Write out the entries exactly. None of the pictures should appear in the copy.

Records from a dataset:

********

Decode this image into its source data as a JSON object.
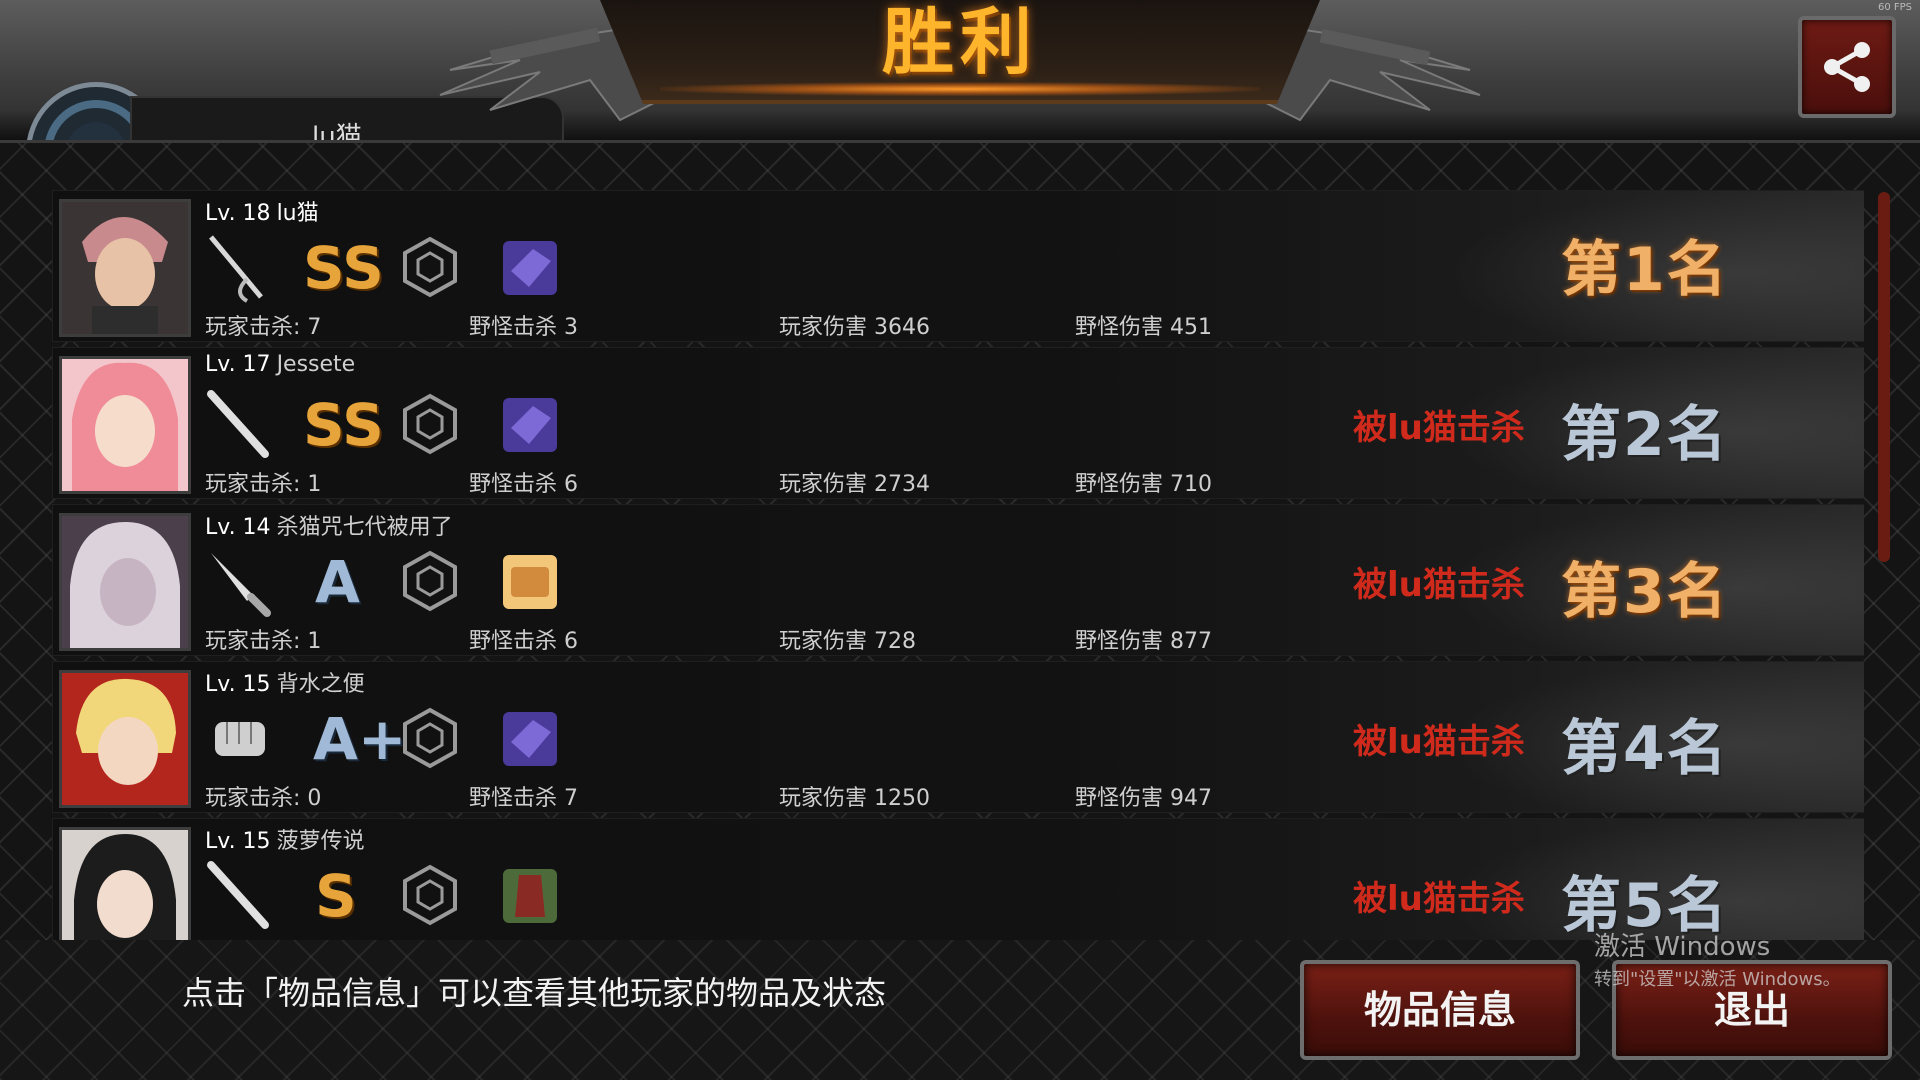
{
  "title": "胜利",
  "fps": "60 FPS",
  "header": {
    "player_name_partial": "lu猫"
  },
  "hint": "点击「物品信息」可以查看其他玩家的物品及状态",
  "buttons": {
    "item_info": "物品信息",
    "exit": "退出"
  },
  "watermark": {
    "line1": "激活 Windows",
    "line2": "转到\"设置\"以激活 Windows。"
  },
  "labels": {
    "player_kills": "玩家击杀: ",
    "monster_kills": "野怪击杀 ",
    "player_damage": "玩家伤害 ",
    "monster_damage": "野怪伤害 "
  },
  "players": [
    {
      "level": "Lv. 18",
      "name": "lu猫",
      "weapon": "rapier-icon",
      "grade": "SS",
      "player_kills": "7",
      "monster_kills": "3",
      "player_damage": "3646",
      "monster_damage": "451",
      "killed_by": "",
      "rank": "第1名",
      "rank_color": "#f0b068"
    },
    {
      "level": "Lv. 17",
      "name": "Jessete",
      "weapon": "bat-icon",
      "grade": "SS",
      "player_kills": "1",
      "monster_kills": "6",
      "player_damage": "2734",
      "monster_damage": "710",
      "killed_by": "被lu猫击杀",
      "rank": "第2名",
      "rank_color": "#b9c7d6"
    },
    {
      "level": "Lv. 14",
      "name": "杀猫咒七代被用了",
      "weapon": "knife-icon",
      "grade": "A",
      "player_kills": "1",
      "monster_kills": "6",
      "player_damage": "728",
      "monster_damage": "877",
      "killed_by": "被lu猫击杀",
      "rank": "第3名",
      "rank_color": "#f0b068"
    },
    {
      "level": "Lv. 15",
      "name": "背水之便",
      "weapon": "fist-icon",
      "grade": "A+",
      "player_kills": "0",
      "monster_kills": "7",
      "player_damage": "1250",
      "monster_damage": "947",
      "killed_by": "被lu猫击杀",
      "rank": "第4名",
      "rank_color": "#b9c7d6"
    },
    {
      "level": "Lv. 15",
      "name": "菠萝传说",
      "weapon": "bat-icon",
      "grade": "S",
      "player_kills": "",
      "monster_kills": "",
      "player_damage": "",
      "monster_damage": "",
      "killed_by": "被lu猫击杀",
      "rank": "第5名",
      "rank_color": "#b9c7d6"
    }
  ]
}
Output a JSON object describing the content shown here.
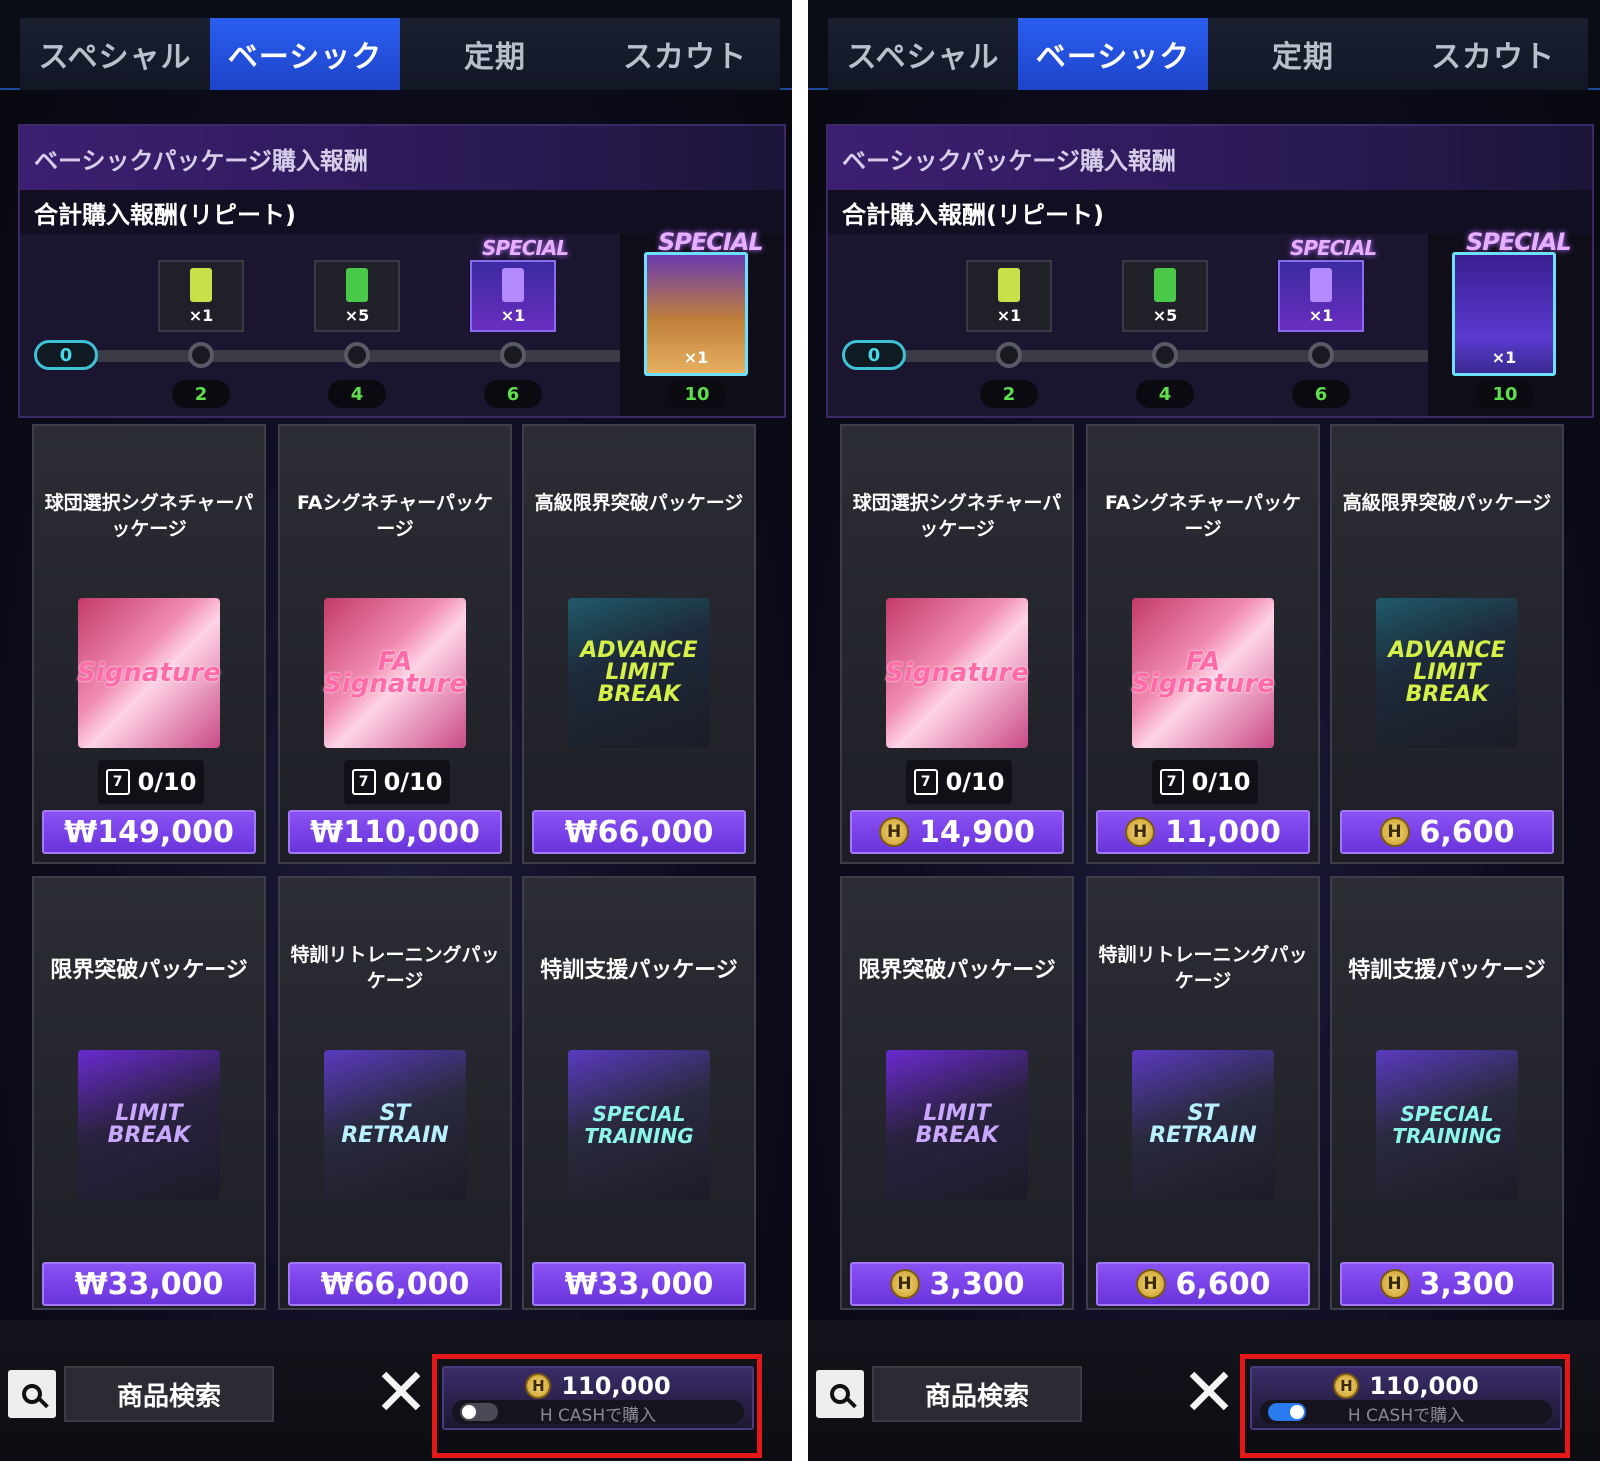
{
  "tabs": [
    "スペシャル",
    "ベーシック",
    "定期",
    "スカウト"
  ],
  "active_tab_index": 1,
  "rewards": {
    "header": "ベーシックパッケージ購入報酬",
    "subheader": "合計購入報酬(リピート)",
    "start_value": "0",
    "milestones": [
      {
        "label": "2",
        "reward_qty": "×1",
        "special": false
      },
      {
        "label": "4",
        "reward_qty": "×5",
        "special": false
      },
      {
        "label": "6",
        "reward_qty": "×1",
        "special": true,
        "badge": "SPECIAL"
      },
      {
        "label": "10",
        "reward_qty": "×1",
        "special": true,
        "badge": "SPECIAL"
      }
    ]
  },
  "products": [
    {
      "title": "球団選択シグネチャーパッケージ",
      "art_text": "Signature",
      "counter": "0/10"
    },
    {
      "title": "FAシグネチャーパッケージ",
      "art_text": "FA Signature",
      "counter": "0/10"
    },
    {
      "title": "高級限界突破パッケージ",
      "art_text": "ADVANCE LIMIT BREAK",
      "counter": ""
    },
    {
      "title": "限界突破パッケージ",
      "art_text": "LIMIT BREAK",
      "counter": ""
    },
    {
      "title": "特訓リトレーニングパッケージ",
      "art_text": "ST RETRAIN",
      "counter": ""
    },
    {
      "title": "特訓支援パッケージ",
      "art_text": "SPECIAL TRAINING",
      "counter": ""
    }
  ],
  "panels": {
    "left": {
      "prices": [
        "₩149,000",
        "₩110,000",
        "₩66,000",
        "₩33,000",
        "₩66,000",
        "₩33,000"
      ],
      "toggle_on": false
    },
    "right": {
      "prices": [
        "14,900",
        "11,000",
        "6,600",
        "3,300",
        "6,600",
        "3,300"
      ],
      "toggle_on": true
    }
  },
  "coin_glyph": "H",
  "bottom": {
    "search_label": "商品検索",
    "close_symbol": "✕",
    "hcash_amount": "110,000",
    "hcash_toggle_label": "H CASHで購入"
  },
  "colors": {
    "active_tab": "#2a5ef0",
    "price_button": "#7a44e8",
    "highlight": "#e41818",
    "milestone_text": "#5ee04d",
    "toggle_on": "#2a7af0"
  }
}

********

### Task answer
Decode this image into its source data as a JSON object.
{
  "title": "胜利",
  "fps": "60 FPS",
  "header": {
    "player_name_partial": "lu猫"
  },
  "hint": "点击「物品信息」可以查看其他玩家的物品及状态",
  "buttons": {
    "item_info": "物品信息",
    "exit": "退出"
  },
  "watermark": {
    "line1": "激活 Windows",
    "line2": "转到\"设置\"以激活 Windows。"
  },
  "labels": {
    "player_kills": "玩家击杀: ",
    "monster_kills": "野怪击杀 ",
    "player_damage": "玩家伤害 ",
    "monster_damage": "野怪伤害 "
  },
  "players": [
    {
      "level": "Lv. 18",
      "name": "lu猫",
      "weapon": "rapier-icon",
      "grade": "SS",
      "player_kills": "7",
      "monster_kills": "3",
      "player_damage": "3646",
      "monster_damage": "451",
      "killed_by": "",
      "rank": "第1名",
      "rank_color": "#f0b068"
    },
    {
      "level": "Lv. 17",
      "name": "Jessete",
      "weapon": "bat-icon",
      "grade": "SS",
      "player_kills": "1",
      "monster_kills": "6",
      "player_damage": "2734",
      "monster_damage": "710",
      "killed_by": "被lu猫击杀",
      "rank": "第2名",
      "rank_color": "#b9c7d6"
    },
    {
      "level": "Lv. 14",
      "name": "杀猫咒七代被用了",
      "weapon": "knife-icon",
      "grade": "A",
      "player_kills": "1",
      "monster_kills": "6",
      "player_damage": "728",
      "monster_damage": "877",
      "killed_by": "被lu猫击杀",
      "rank": "第3名",
      "rank_color": "#f0b068"
    },
    {
      "level": "Lv. 15",
      "name": "背水之便",
      "weapon": "fist-icon",
      "grade": "A+",
      "player_kills": "0",
      "monster_kills": "7",
      "player_damage": "1250",
      "monster_damage": "947",
      "killed_by": "被lu猫击杀",
      "rank": "第4名",
      "rank_color": "#b9c7d6"
    },
    {
      "level": "Lv. 15",
      "name": "菠萝传说",
      "weapon": "bat-icon",
      "grade": "S",
      "player_kills": "",
      "monster_kills": "",
      "player_damage": "",
      "monster_damage": "",
      "killed_by": "被lu猫击杀",
      "rank": "第5名",
      "rank_color": "#b9c7d6"
    }
  ]
}
Output a JSON object describing the content shown here.
{
  "tabs": [
    "スペシャル",
    "ベーシック",
    "定期",
    "スカウト"
  ],
  "active_tab_index": 1,
  "rewards": {
    "header": "ベーシックパッケージ購入報酬",
    "subheader": "合計購入報酬(リピート)",
    "start_value": "0",
    "milestones": [
      {
        "label": "2",
        "reward_qty": "×1",
        "special": false
      },
      {
        "label": "4",
        "reward_qty": "×5",
        "special": false
      },
      {
        "label": "6",
        "reward_qty": "×1",
        "special": true,
        "badge": "SPECIAL"
      },
      {
        "label": "10",
        "reward_qty": "×1",
        "special": true,
        "badge": "SPECIAL"
      }
    ]
  },
  "products": [
    {
      "title": "球団選択シグネチャーパッケージ",
      "art_text": "Signature",
      "counter": "0/10"
    },
    {
      "title": "FAシグネチャーパッケージ",
      "art_text": "FA Signature",
      "counter": "0/10"
    },
    {
      "title": "高級限界突破パッケージ",
      "art_text": "ADVANCE LIMIT BREAK",
      "counter": ""
    },
    {
      "title": "限界突破パッケージ",
      "art_text": "LIMIT BREAK",
      "counter": ""
    },
    {
      "title": "特訓リトレーニングパッケージ",
      "art_text": "ST RETRAIN",
      "counter": ""
    },
    {
      "title": "特訓支援パッケージ",
      "art_text": "SPECIAL TRAINING",
      "counter": ""
    }
  ],
  "panels": {
    "left": {
      "prices": [
        "₩149,000",
        "₩110,000",
        "₩66,000",
        "₩33,000",
        "₩66,000",
        "₩33,000"
      ],
      "toggle_on": false
    },
    "right": {
      "prices": [
        "14,900",
        "11,000",
        "6,600",
        "3,300",
        "6,600",
        "3,300"
      ],
      "toggle_on": true
    }
  },
  "coin_glyph": "H",
  "bottom": {
    "search_label": "商品検索",
    "close_symbol": "✕",
    "hcash_amount": "110,000",
    "hcash_toggle_label": "H CASHで購入"
  },
  "colors": {
    "active_tab": "#2a5ef0",
    "price_button": "#7a44e8",
    "highlight": "#e41818",
    "milestone_text": "#5ee04d",
    "toggle_on": "#2a7af0"
  }
}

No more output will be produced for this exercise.